Light vehicle production on rise in North America


Production of light vehicles is rising across North America, but Canada’s portion of the continental output total shrank during the first six months of 2012 due to the quicker pace of U.S. assembly growth.  

Canada’s light vehicle production output rose 18.9 per cent over the first half of 2012 relative to 2011 (1.288 million units 2012 year-to-date versus 1.083 million units 2011 year-to-date). 
According to figures from Dennis DesRosiers, within Canada, light vehicle assembly increased by double digits at Chrysler (21.1 YTD), Honda (96.9 per cent YTD) and Toyota (45.3 per cent YTD).

General Motors’ growth (2.1 per cent YTD) underperformed the market while the closure of Ford’s St. Thomas, Ontario plant caused a significant production decline (down 27.7 per cent YTD) at that manufacturer.  

With just 128,858 units built thus far in 2012, Ford’s production-to-sales ratio did not meet the 1:1 annual formula established under the now-defunct Auto Pact. 

While the picture was largely positive in Canada, it still lagged behind the U.S. as light vehicle production ramped up more briskly (25.9 per cent YTD) with only Mitsubishi (down 40.5per cent YTD) showing a decline relative to the previous year.

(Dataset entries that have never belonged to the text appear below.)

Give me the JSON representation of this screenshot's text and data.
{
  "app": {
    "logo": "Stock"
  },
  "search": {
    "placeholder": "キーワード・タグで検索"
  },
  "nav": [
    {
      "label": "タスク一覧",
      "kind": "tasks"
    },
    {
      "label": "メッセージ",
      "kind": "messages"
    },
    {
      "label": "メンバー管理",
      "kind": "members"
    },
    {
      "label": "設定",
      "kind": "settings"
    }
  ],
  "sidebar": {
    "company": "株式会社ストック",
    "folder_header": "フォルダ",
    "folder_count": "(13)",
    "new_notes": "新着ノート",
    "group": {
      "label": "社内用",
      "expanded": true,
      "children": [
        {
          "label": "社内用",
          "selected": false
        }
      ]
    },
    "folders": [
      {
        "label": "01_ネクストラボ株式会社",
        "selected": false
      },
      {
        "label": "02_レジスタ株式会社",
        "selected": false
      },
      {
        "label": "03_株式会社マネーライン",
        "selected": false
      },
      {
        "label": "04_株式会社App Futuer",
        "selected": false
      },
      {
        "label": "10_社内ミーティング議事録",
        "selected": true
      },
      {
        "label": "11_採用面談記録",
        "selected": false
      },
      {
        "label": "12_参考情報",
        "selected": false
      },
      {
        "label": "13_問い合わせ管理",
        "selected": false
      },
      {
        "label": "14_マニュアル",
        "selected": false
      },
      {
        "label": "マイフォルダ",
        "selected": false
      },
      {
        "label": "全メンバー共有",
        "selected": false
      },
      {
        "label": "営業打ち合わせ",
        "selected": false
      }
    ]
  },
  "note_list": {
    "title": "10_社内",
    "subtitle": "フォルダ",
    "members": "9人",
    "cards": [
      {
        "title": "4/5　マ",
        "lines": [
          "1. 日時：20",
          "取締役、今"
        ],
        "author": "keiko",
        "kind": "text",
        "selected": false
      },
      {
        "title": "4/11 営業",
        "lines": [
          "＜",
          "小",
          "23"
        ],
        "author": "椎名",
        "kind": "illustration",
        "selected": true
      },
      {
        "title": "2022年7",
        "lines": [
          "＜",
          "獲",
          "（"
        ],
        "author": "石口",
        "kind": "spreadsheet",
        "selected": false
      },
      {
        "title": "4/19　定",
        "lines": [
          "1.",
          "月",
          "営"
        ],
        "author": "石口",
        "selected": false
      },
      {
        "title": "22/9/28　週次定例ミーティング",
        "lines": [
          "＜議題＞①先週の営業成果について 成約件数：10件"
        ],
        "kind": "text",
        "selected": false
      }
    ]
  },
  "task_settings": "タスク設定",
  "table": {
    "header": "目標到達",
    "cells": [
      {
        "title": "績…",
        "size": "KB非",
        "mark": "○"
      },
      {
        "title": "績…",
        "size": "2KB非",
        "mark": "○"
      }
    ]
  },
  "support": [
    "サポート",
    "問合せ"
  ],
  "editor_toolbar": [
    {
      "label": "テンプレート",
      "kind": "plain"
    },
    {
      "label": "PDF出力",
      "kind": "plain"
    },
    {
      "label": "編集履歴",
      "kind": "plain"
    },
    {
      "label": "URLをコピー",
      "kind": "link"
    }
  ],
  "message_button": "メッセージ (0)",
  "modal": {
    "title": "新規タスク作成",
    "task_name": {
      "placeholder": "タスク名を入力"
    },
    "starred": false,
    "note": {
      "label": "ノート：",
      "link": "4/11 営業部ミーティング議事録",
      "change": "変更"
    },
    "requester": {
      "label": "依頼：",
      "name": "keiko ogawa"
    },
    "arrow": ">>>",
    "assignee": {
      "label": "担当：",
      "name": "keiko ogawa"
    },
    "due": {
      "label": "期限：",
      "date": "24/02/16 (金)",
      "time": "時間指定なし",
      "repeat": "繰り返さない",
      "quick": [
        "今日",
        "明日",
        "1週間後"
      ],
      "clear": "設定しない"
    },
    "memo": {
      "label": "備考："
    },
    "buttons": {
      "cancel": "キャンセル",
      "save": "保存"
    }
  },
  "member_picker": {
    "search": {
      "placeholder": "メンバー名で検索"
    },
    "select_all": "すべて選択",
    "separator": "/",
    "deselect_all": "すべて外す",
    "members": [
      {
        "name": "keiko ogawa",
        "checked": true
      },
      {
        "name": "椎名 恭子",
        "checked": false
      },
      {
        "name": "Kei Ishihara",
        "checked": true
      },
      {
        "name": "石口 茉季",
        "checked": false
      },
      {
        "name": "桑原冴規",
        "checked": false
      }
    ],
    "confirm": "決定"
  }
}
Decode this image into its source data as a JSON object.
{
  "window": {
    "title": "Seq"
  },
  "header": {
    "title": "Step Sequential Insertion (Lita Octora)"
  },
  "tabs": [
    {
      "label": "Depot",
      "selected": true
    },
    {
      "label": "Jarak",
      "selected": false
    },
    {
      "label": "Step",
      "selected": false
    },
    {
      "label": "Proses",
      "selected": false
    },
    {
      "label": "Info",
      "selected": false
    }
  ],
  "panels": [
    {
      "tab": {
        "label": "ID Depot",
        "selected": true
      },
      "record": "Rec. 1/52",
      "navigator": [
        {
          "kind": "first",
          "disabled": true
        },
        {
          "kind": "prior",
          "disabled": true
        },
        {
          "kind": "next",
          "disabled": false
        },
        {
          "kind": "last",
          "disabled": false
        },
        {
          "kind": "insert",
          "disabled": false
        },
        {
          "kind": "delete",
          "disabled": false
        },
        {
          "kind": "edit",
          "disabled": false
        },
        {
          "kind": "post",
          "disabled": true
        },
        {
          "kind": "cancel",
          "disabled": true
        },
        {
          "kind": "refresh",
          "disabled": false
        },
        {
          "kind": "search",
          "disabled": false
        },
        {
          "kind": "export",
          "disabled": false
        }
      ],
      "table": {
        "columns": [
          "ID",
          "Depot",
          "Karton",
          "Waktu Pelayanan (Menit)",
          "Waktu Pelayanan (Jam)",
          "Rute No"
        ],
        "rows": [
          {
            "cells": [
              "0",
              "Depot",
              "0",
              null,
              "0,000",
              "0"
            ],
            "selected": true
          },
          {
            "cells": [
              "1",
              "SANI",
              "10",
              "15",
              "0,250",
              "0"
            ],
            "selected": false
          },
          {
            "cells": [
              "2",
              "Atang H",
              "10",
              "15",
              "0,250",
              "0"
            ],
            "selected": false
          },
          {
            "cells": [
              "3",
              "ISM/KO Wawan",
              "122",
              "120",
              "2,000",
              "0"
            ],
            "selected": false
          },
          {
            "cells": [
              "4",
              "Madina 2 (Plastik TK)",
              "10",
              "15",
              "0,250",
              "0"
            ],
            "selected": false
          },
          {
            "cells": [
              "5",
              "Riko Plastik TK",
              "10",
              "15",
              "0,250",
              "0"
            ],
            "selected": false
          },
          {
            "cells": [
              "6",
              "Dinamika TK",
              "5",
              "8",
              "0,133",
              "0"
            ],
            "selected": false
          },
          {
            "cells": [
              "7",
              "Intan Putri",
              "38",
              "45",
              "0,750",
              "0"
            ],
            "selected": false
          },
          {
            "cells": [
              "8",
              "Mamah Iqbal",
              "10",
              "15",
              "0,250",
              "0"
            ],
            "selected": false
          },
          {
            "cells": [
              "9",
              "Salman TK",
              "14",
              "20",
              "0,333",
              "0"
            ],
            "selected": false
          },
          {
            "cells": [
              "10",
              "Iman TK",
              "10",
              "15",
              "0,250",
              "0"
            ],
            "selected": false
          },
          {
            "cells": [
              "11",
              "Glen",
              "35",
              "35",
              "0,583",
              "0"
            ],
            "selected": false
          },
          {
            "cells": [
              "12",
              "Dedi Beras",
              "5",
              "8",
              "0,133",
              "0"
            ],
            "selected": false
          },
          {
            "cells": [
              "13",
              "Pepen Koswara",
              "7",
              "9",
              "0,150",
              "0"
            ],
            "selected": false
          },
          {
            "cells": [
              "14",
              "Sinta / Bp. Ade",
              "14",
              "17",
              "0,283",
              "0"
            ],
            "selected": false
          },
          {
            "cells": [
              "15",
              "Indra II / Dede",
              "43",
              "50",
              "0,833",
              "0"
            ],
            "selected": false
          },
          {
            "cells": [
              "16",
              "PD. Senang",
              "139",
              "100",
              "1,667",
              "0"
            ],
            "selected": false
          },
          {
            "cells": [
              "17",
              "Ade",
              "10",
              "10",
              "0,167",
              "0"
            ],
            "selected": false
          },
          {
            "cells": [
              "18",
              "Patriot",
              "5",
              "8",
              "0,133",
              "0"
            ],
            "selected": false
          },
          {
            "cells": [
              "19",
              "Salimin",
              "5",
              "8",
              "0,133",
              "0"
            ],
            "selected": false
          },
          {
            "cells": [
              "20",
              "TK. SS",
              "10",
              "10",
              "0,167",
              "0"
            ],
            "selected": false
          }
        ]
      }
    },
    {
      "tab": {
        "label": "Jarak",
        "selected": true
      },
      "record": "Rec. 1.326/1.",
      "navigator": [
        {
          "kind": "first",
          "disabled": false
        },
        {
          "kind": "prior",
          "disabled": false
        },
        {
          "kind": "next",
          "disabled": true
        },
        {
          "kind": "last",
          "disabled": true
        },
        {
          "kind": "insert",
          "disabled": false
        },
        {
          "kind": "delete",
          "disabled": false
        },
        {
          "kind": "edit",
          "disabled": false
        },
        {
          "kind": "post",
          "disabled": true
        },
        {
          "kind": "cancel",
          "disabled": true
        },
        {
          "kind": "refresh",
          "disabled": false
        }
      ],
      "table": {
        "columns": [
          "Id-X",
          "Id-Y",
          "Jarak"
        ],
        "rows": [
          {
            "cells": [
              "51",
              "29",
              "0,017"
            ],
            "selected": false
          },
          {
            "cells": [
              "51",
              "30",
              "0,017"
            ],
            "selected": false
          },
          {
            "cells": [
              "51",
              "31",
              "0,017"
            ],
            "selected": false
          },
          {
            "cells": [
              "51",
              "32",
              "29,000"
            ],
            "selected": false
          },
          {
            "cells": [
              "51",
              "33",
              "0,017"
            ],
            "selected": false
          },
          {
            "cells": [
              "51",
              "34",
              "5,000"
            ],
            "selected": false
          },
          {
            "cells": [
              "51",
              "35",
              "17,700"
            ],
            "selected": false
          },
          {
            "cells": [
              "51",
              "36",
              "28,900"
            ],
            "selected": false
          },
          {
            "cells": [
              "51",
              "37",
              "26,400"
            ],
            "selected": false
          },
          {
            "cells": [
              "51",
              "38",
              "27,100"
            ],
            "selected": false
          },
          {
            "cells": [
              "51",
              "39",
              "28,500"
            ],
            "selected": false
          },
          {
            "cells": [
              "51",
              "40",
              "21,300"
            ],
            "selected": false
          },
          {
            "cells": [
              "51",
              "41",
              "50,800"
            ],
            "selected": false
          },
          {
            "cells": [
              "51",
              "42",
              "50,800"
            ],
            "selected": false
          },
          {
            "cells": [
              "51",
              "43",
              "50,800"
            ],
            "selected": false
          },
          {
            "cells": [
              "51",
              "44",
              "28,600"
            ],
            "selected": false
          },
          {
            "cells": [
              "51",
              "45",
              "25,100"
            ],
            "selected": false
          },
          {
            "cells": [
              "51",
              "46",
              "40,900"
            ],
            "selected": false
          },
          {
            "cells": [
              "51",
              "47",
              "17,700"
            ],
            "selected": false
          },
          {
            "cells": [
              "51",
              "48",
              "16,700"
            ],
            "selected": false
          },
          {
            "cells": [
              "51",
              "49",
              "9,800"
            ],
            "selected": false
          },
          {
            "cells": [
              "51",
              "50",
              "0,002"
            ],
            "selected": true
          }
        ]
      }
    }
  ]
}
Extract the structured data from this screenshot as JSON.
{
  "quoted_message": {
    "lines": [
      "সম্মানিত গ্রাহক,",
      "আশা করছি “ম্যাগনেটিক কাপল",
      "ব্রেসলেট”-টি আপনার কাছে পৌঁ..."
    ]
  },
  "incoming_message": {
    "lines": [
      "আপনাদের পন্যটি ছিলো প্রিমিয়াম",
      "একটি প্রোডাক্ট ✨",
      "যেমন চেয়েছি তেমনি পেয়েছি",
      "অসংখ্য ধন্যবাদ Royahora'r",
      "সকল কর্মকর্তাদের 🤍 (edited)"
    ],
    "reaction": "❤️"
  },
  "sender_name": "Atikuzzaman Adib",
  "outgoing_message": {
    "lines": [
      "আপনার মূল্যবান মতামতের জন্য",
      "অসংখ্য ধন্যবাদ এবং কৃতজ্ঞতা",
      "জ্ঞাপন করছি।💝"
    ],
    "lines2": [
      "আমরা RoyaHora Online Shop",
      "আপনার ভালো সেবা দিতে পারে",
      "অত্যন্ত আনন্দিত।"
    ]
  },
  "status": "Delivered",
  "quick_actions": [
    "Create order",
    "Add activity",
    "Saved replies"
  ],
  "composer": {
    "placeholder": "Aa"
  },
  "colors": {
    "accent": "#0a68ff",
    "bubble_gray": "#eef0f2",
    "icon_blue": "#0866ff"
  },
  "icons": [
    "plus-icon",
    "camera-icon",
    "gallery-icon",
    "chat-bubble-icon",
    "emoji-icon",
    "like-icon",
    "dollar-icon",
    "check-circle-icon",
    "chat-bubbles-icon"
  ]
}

The U.S. assembly sector received a much-needed boost from Japanese manufacturers recovering from supply and product-related difficulties; both Honda 70.4 per cent YTD) and Toyota (84.1 per cent YTD) achieved impressive gains in both light truck and passenger car output volumes.